EXERCISE PROMPT = Scan the records below and copy every line that contains the string "start".

*** Opening of PROVIDED ENTRIES ***

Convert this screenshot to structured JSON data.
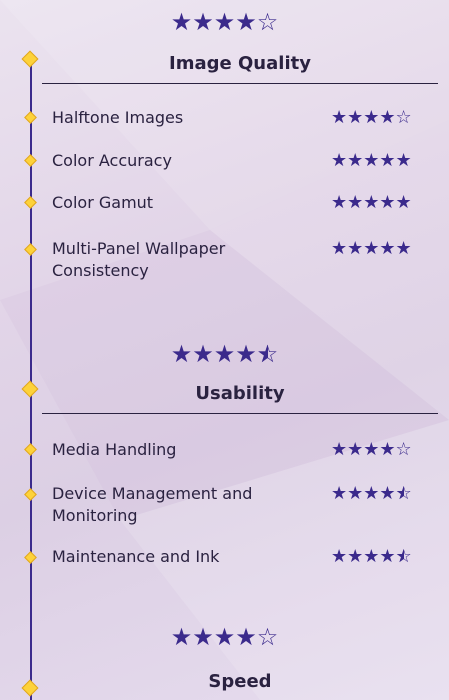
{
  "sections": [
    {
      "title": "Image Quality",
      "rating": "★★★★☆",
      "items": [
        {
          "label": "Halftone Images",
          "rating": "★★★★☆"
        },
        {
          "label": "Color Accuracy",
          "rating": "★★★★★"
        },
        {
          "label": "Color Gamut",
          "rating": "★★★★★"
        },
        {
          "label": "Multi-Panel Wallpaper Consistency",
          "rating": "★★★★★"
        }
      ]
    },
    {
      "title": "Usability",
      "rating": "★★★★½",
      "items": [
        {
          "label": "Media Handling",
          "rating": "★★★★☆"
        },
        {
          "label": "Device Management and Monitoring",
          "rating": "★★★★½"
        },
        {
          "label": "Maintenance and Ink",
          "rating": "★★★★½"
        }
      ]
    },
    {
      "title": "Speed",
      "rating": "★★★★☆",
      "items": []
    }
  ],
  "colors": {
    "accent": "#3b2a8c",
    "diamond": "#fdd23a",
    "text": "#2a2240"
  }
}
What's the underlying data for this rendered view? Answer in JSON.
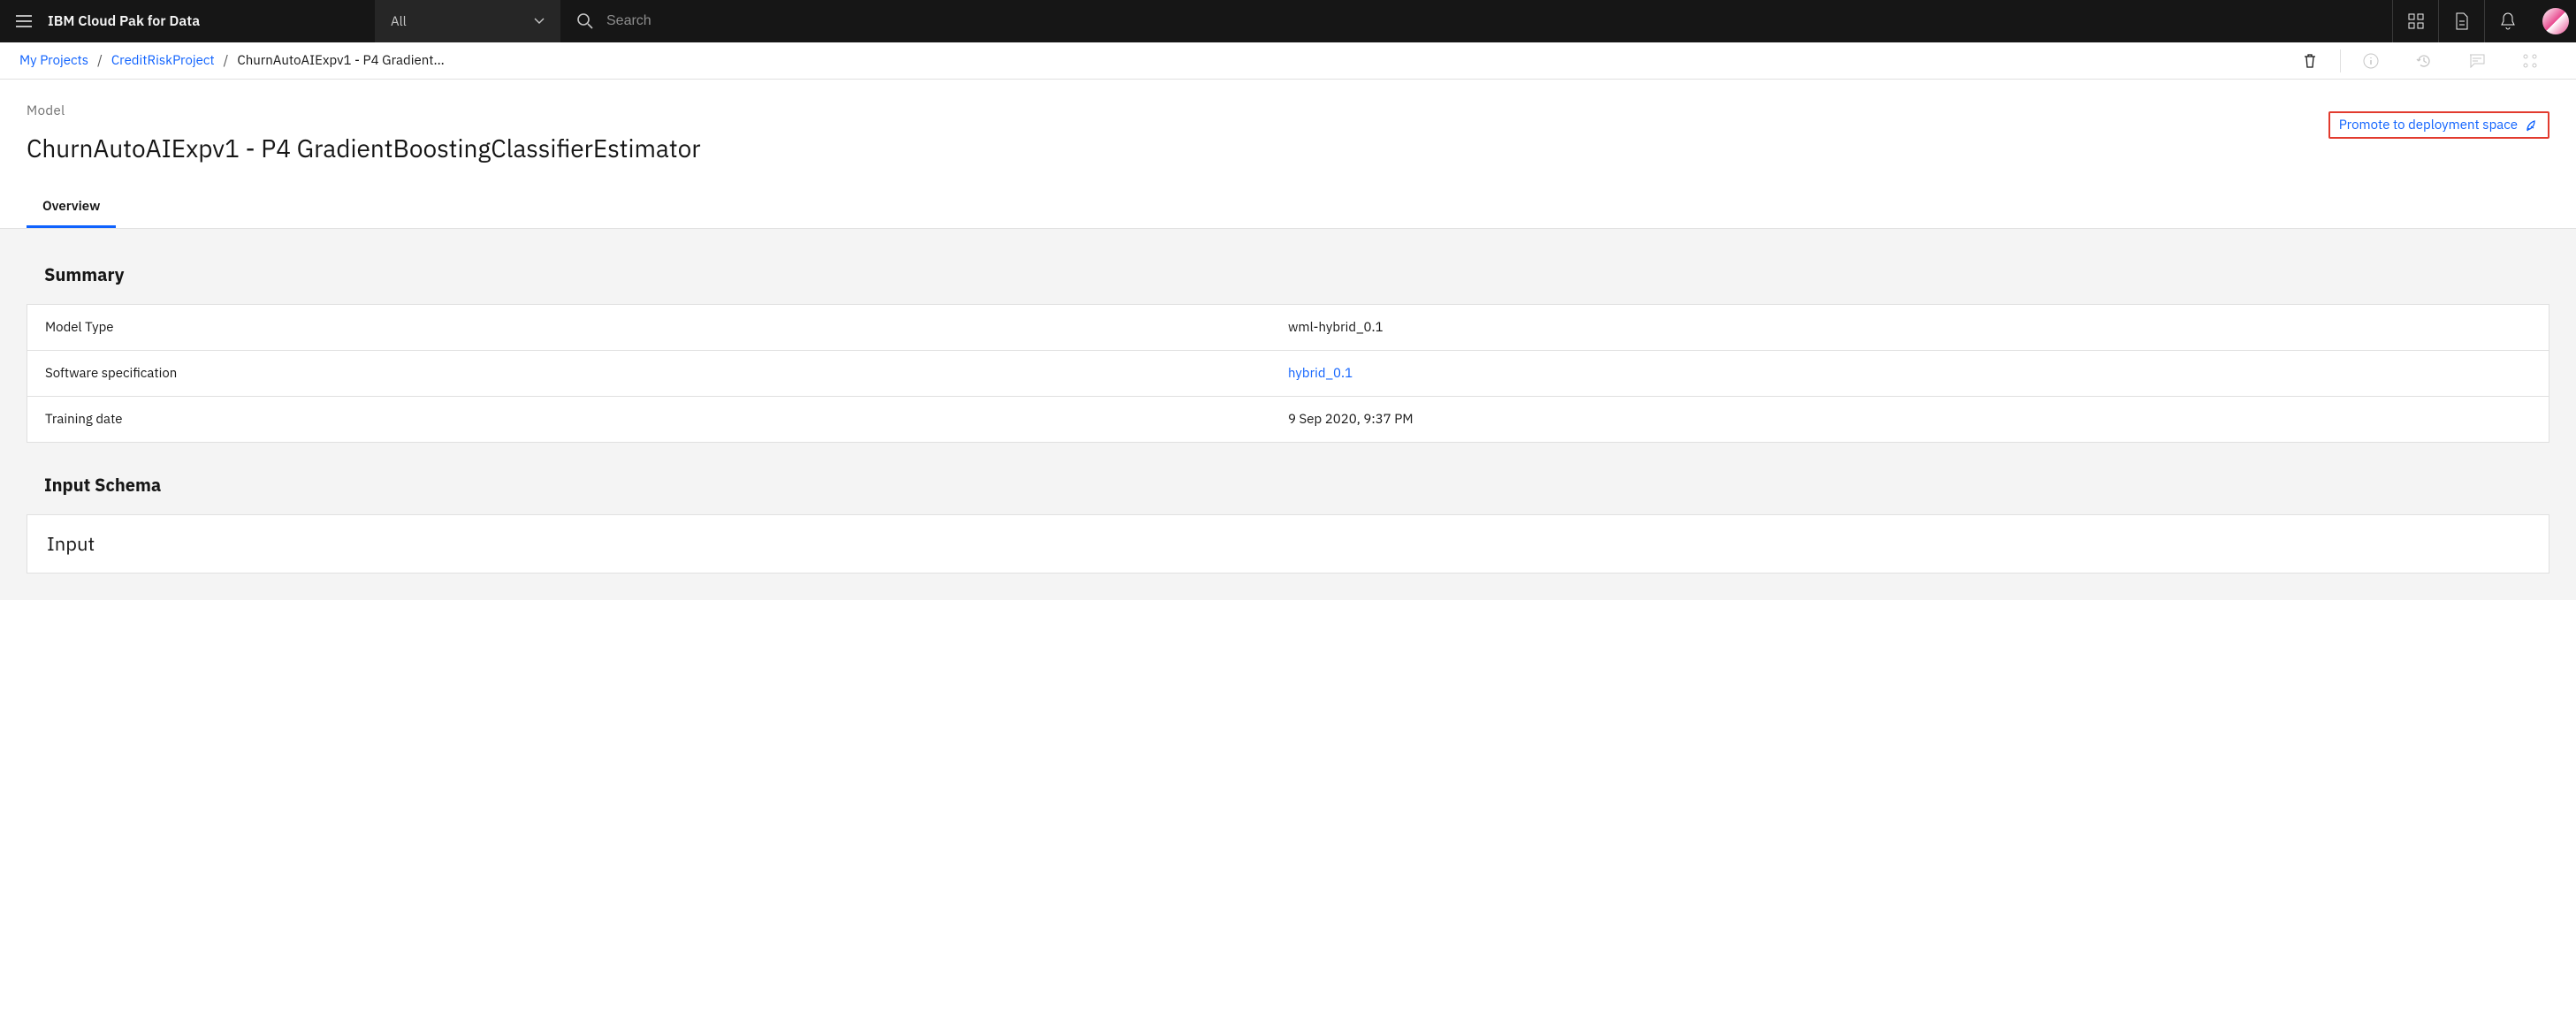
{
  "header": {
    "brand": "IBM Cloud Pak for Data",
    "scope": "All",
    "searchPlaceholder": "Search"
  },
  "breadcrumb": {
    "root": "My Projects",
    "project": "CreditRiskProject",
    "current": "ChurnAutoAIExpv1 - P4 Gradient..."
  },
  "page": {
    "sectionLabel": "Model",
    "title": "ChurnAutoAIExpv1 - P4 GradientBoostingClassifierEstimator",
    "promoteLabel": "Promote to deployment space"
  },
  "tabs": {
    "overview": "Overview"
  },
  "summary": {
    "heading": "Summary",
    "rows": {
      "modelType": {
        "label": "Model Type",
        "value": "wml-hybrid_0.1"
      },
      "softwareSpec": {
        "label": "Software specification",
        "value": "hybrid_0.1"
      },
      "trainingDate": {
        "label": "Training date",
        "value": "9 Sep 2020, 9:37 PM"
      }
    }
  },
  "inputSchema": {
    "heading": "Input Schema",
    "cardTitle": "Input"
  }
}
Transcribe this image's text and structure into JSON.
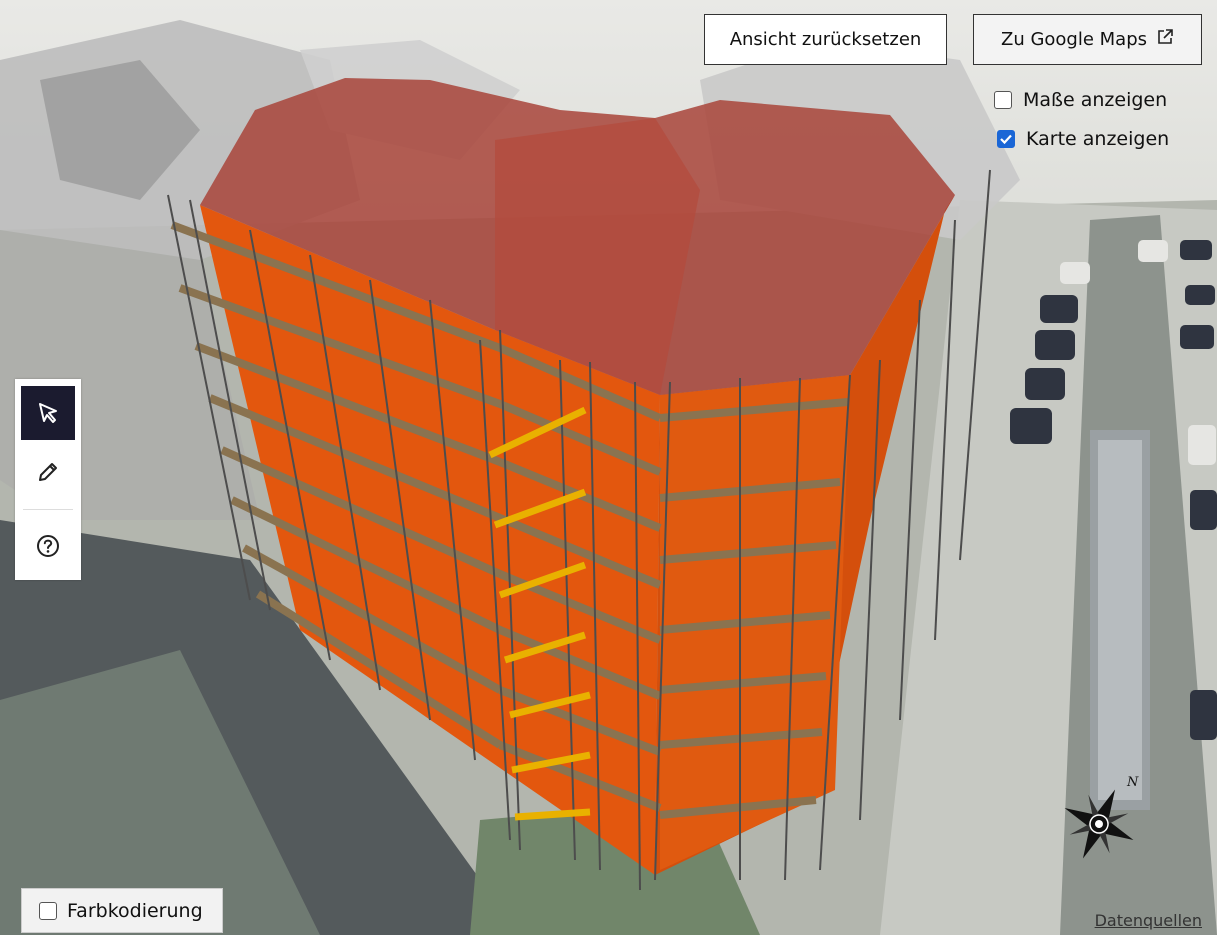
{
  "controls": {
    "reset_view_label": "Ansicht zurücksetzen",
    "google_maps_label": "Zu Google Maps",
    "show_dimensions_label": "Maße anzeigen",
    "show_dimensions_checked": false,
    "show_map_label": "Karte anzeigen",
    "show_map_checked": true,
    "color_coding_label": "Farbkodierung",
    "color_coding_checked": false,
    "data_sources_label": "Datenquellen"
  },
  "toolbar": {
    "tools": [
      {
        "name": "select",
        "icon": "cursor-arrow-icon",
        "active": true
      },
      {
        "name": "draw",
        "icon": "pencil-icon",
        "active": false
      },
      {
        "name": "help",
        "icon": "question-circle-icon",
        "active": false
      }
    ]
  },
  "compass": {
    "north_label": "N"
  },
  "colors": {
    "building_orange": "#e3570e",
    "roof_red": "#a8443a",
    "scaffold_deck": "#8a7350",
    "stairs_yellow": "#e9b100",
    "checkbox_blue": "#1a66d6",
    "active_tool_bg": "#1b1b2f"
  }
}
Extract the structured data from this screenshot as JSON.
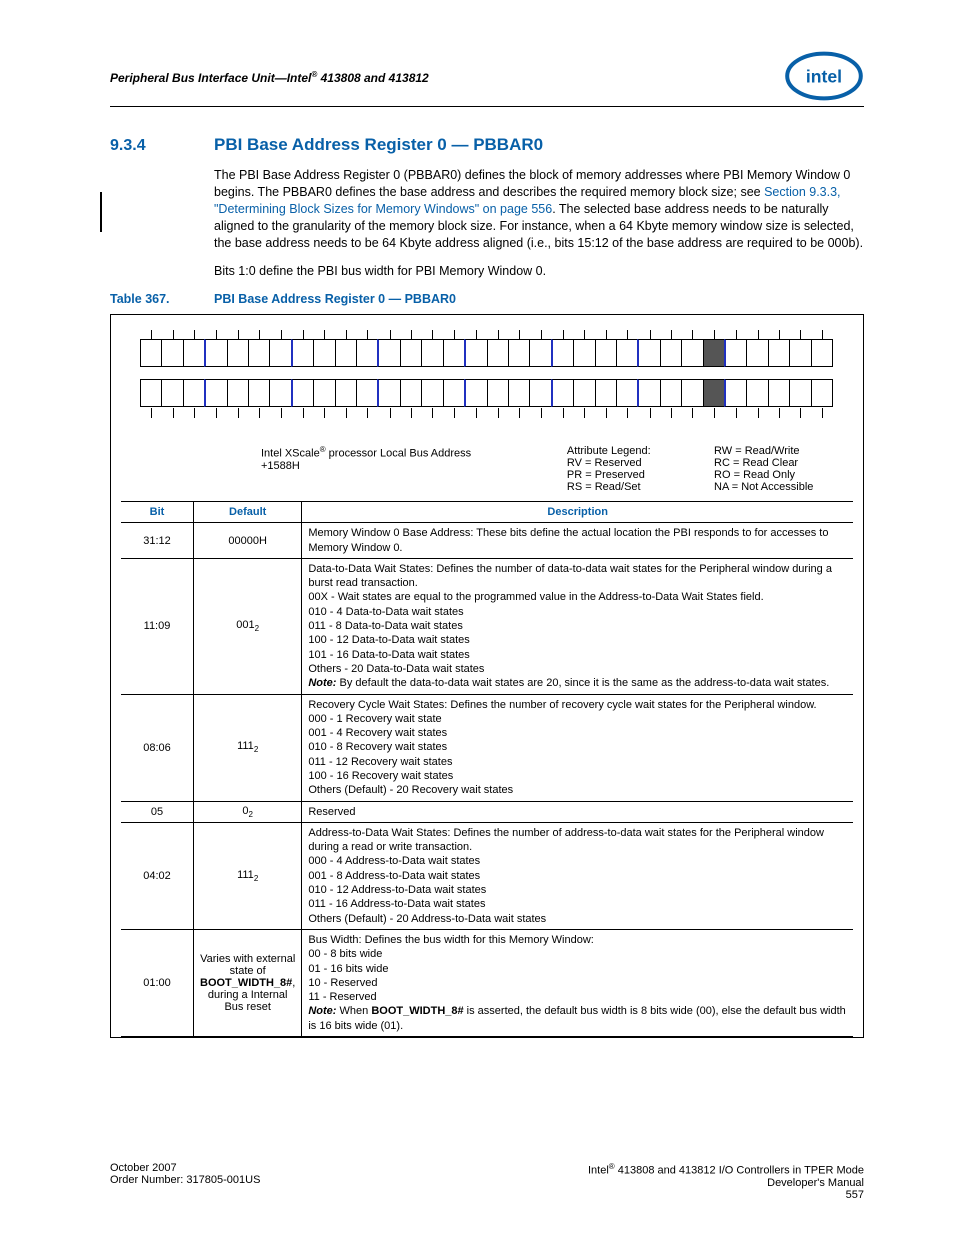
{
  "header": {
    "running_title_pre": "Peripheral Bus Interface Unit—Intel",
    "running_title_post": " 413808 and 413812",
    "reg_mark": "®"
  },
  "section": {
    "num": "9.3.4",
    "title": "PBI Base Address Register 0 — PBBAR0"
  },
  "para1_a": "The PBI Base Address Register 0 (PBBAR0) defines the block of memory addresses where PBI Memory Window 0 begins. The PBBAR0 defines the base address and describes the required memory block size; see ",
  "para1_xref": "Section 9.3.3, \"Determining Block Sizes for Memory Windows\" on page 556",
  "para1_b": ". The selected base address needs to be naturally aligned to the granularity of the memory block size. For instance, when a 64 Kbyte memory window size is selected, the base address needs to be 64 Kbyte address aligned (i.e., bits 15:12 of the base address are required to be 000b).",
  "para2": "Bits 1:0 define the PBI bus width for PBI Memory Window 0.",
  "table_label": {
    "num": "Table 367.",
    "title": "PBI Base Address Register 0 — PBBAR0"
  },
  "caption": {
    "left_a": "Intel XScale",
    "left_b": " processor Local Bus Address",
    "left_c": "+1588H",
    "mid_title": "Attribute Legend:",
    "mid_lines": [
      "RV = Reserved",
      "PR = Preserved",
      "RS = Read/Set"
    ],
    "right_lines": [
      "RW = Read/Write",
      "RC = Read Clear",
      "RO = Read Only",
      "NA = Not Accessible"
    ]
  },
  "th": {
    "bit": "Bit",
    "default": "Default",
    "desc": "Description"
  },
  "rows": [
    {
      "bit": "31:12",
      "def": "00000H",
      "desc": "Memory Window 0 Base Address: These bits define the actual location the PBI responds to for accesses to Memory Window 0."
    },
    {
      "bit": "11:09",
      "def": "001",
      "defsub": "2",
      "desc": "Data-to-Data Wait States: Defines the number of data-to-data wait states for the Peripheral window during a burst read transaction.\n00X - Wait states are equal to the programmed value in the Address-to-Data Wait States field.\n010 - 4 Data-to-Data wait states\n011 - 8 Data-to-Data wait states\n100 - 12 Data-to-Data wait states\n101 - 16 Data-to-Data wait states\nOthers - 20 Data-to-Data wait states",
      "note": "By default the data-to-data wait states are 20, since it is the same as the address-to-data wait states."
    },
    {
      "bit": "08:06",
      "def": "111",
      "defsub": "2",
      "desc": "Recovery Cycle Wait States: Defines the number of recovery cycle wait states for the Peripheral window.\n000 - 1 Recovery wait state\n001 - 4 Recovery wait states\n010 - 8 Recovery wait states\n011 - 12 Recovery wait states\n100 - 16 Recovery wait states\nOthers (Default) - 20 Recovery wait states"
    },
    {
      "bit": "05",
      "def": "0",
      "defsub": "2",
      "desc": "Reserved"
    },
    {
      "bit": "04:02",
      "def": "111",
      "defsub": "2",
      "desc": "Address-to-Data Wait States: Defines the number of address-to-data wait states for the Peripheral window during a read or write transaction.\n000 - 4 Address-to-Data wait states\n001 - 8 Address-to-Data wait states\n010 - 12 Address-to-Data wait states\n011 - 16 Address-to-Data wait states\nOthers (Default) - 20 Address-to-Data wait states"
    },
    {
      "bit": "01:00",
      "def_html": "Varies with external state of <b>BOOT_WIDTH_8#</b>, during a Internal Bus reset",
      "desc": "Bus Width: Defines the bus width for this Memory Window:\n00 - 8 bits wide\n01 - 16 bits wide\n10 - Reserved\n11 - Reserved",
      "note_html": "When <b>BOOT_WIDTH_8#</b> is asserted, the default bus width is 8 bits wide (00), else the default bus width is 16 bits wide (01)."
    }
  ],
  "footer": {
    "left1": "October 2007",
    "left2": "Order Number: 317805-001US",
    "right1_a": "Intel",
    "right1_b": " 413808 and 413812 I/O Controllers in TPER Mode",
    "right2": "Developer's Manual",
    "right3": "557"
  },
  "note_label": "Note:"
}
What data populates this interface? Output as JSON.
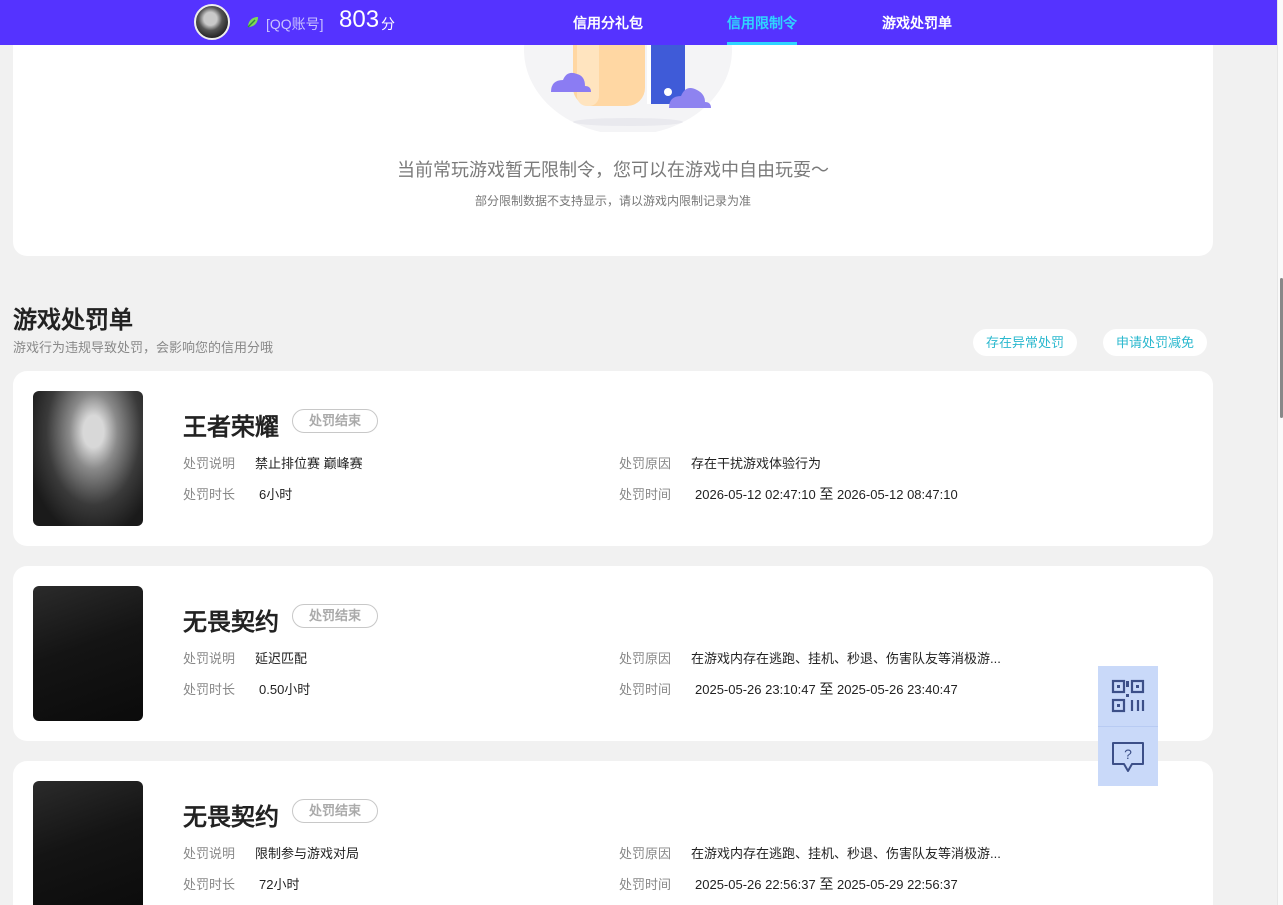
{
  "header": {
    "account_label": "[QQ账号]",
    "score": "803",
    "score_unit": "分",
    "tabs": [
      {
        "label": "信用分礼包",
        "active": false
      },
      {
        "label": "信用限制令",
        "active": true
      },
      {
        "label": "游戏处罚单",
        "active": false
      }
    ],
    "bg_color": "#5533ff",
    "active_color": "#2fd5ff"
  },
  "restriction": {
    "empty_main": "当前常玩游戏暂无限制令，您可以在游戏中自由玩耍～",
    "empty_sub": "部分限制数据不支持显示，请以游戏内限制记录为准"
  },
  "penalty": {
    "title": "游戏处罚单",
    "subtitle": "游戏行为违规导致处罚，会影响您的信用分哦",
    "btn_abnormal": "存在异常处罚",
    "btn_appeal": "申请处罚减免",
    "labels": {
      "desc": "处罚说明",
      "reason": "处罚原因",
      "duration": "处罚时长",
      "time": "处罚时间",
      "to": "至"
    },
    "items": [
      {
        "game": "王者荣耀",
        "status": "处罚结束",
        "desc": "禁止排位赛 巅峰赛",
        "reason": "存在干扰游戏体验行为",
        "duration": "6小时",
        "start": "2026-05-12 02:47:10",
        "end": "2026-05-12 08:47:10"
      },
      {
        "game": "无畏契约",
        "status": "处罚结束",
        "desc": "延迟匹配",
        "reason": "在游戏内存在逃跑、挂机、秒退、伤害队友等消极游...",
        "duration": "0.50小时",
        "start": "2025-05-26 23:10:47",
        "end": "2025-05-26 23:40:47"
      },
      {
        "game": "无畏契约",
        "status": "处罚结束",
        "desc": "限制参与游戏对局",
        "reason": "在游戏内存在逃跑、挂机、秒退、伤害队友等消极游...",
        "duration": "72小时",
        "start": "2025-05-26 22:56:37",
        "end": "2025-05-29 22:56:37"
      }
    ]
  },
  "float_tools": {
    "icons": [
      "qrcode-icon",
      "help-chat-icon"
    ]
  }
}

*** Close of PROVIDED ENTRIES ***

TASK OUTPUT =
        "start": "2026-05-12 02:47:10",
        "start": "2025-05-26 23:10:47",
        "start": "2025-05-26 22:56:37",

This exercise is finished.